Obama has already frozen federal pay for two years and said he'd like to see the consolidation of obsolete or overlapping agencies. Republicans favor a longer pay freeze and a 15 percent cut in the size of the federal workforce—which would still be mild compared to the cuts at many companies. Those kinds of moves are already happening at state and local governments. Critics of the government talk about the public sector as if it's a mere nuisance that needs to be reined in, but the government sector is a huge part of the economy. The federal government employs about 2.8 million people. All levels of government combined employ more than 22 million Americans, which is four times the size of the construction industry and twice the size of the manufacturing workforce. Cutting pay or axing some of those jobs might be necessary, but it will also reduce the number of consumers with money to spend, which could slow overall growth.
Eventually, government is going to cost more and deliver less. Washington can duck and weave for a few more years, but sooner or later, the government will have to tackle its debt—and kick the borrowing habit. Talk could start to become reality beginning in 2013, especially if Obama wins a second term and doesn't have to worry about reelection. And for anybody wondering what the spending cuts and tax increases might be, there have now been several bipartisan panels that have recommended a whole range of moves to solve the problem.
It's a good bet, for instance, that seniors will have to bear more of their own healthcare costs and wait longer to start collecting Social Security payments. Politicians have said those cuts will be phased in gradually, but it might be wise to assume a more abrupt timeline. Medicaid spending and other services for the poor will probably decline. So will defense spending, which could affect thousands of people who work for defense contractors or are employed directly by the Defense Department.

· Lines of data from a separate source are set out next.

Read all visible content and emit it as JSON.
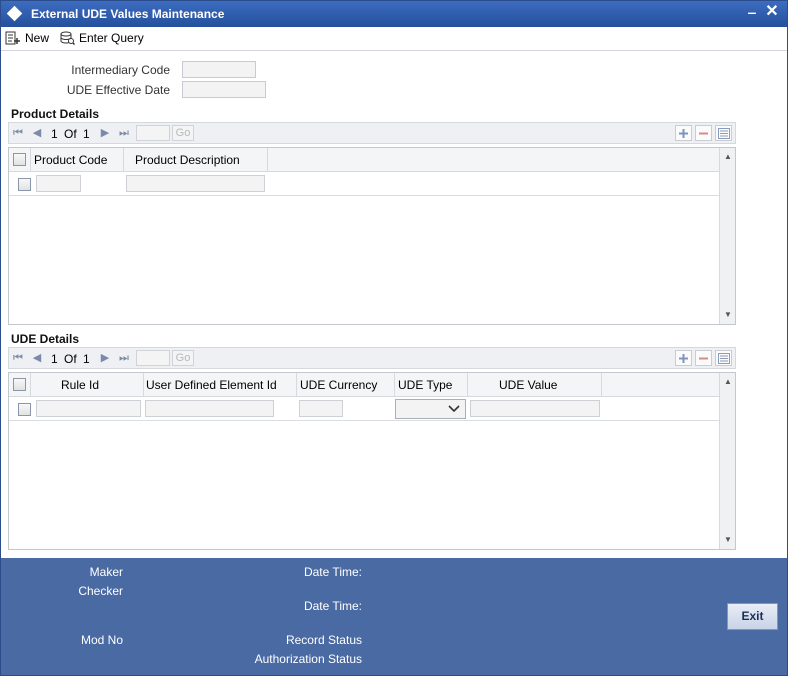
{
  "window": {
    "title": "External UDE Values Maintenance",
    "minimize_label": "▬",
    "close_label": "✕"
  },
  "toolbar": {
    "new_label": "New",
    "enter_query_label": "Enter Query"
  },
  "form": {
    "intermediary_code_label": "Intermediary Code",
    "intermediary_code_value": "",
    "ude_effective_date_label": "UDE Effective Date",
    "ude_effective_date_value": ""
  },
  "product_details": {
    "title": "Product Details",
    "nav": {
      "current": "1",
      "of_label": "Of",
      "total": "1",
      "go_label": "Go"
    },
    "columns": [
      "Product Code",
      "Product Description"
    ],
    "rows": [
      {
        "product_code": "",
        "product_description": ""
      }
    ]
  },
  "ude_details": {
    "title": "UDE Details",
    "nav": {
      "current": "1",
      "of_label": "Of",
      "total": "1",
      "go_label": "Go"
    },
    "columns": [
      "Rule Id",
      "User Defined Element Id",
      "UDE Currency",
      "UDE Type",
      "UDE Value"
    ],
    "rows": [
      {
        "rule_id": "",
        "user_defined_element_id": "",
        "ude_currency": "",
        "ude_type": "",
        "ude_value": ""
      }
    ]
  },
  "footer": {
    "maker_label": "Maker",
    "checker_label": "Checker",
    "date_time_label_1": "Date Time:",
    "date_time_label_2": "Date Time:",
    "mod_no_label": "Mod No",
    "record_status_label": "Record Status",
    "authorization_status_label": "Authorization Status",
    "exit_label": "Exit"
  },
  "colors": {
    "title_bar": "#24509c",
    "footer_bg": "#4a6aa4",
    "grid_header": "#f4f5f7"
  }
}
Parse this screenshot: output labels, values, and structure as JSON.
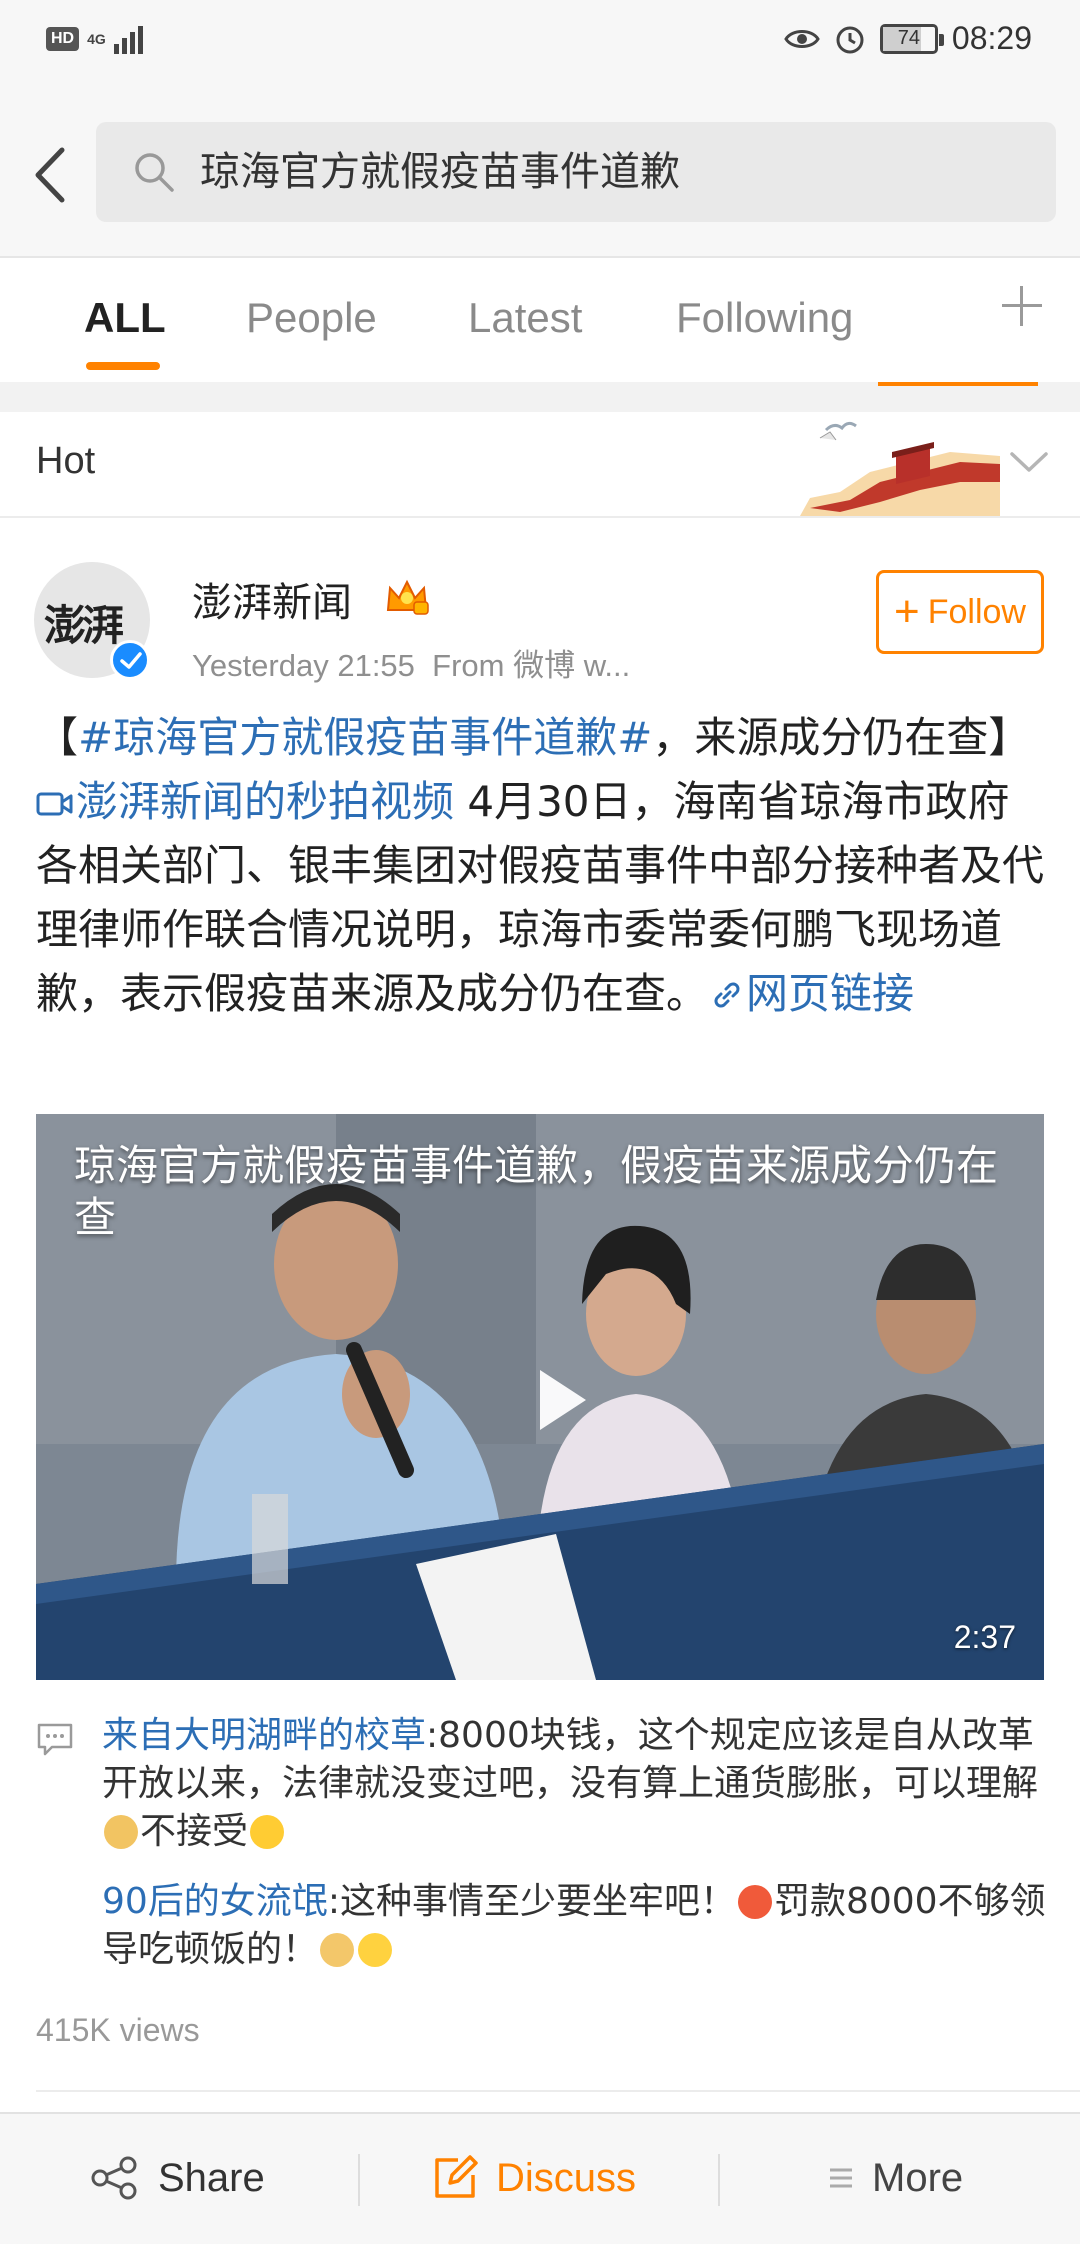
{
  "status_bar": {
    "hd": "HD",
    "network": "4G",
    "battery": "74",
    "battery_level": 0.74,
    "time": "08:29"
  },
  "search": {
    "query": "琼海官方就假疫苗事件道歉"
  },
  "tabs": [
    {
      "label": "ALL",
      "active": true
    },
    {
      "label": "People",
      "active": false
    },
    {
      "label": "Latest",
      "active": false
    },
    {
      "label": "Following",
      "active": false
    }
  ],
  "hot": {
    "label": "Hot"
  },
  "post": {
    "author": "澎湃新闻",
    "avatar_text": "澎湃",
    "time": "Yesterday 21:55",
    "source": "From 微博 w...",
    "follow_label": "Follow",
    "body": {
      "bracket_open": "【",
      "hashtag": "#琼海官方就假疫苗事件道歉#",
      "headline_rest": "，来源成分仍在查】",
      "video_link": "澎湃新闻的秒拍视频",
      "text": " 4月30日，海南省琼海市政府各相关部门、银丰集团对假疫苗事件中部分接种者及代理律师作联合情况说明，琼海市委常委何鹏飞现场道歉，表示假疫苗来源及成分仍在查。",
      "web_link": "网页链接"
    },
    "video": {
      "title": "琼海官方就假疫苗事件道歉，假疫苗来源成分仍在查",
      "duration": "2:37"
    },
    "comments": [
      {
        "user": "来自大明湖畔的校草",
        "text_before": ":8000块钱，这个规定应该是自从改革开放以来，法律就没变过吧，没有算上通货膨胀，可以理解",
        "text_mid": "不接受",
        "text_after": ""
      },
      {
        "user": "90后的女流氓",
        "text_before": ":这种事情至少要坐牢吧！",
        "text_mid": "罚款8000不够领导吃顿饭的！",
        "text_after": ""
      }
    ],
    "views": "415K views"
  },
  "bottom_bar": {
    "share": "Share",
    "discuss": "Discuss",
    "more": "More"
  },
  "colors": {
    "accent": "#ff8200",
    "link": "#2c6eb5",
    "verified": "#1a8cff"
  }
}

A tax overhaul—which Obama mentioned in his State of the Union address—could simplify business and individual tax rates, with a lot fewer mind-boggling deductions. But the bottom line is that overall, taxes will rise for the wealthy and for many middle-income earners. The mortgage-interest deduction will probably be phased back, which could affect people with mortgages of $500,000 or more. And there could end up being a national sales tax, effectively raising prices on many things people buy, with likely exemptions for food, clothing, and basic necessities. In short, it's going to cost more to live in America, with fewer perks. The party is petering out.